Looking at each line of the data below, tally those that contain the word "thumbs" and give only the total.

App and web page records
================================

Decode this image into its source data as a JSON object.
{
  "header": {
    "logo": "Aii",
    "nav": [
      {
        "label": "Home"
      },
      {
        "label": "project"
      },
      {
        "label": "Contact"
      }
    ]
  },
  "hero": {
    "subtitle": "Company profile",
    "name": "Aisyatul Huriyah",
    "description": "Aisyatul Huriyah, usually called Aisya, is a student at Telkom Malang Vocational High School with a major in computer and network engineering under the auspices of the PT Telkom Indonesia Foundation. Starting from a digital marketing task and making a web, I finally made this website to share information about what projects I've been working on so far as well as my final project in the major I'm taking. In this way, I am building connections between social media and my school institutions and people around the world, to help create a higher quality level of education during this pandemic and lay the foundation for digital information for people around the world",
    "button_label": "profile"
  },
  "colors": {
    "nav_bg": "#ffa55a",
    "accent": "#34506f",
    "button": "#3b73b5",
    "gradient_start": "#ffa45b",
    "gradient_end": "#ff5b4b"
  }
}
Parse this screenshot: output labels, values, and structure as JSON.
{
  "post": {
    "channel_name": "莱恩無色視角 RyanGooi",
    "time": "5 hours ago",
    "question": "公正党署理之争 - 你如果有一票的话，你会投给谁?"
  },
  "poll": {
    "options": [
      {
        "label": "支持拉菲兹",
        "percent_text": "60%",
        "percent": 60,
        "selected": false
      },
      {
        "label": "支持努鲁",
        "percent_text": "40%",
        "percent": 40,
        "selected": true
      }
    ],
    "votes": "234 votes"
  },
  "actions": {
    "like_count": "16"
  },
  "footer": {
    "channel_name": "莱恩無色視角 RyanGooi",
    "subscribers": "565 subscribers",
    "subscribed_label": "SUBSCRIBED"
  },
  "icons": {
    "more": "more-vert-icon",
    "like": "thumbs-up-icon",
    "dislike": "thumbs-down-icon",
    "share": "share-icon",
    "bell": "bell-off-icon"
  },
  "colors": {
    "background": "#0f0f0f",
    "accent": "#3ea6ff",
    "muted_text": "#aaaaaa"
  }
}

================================

EXPECTED OUTPUT:
2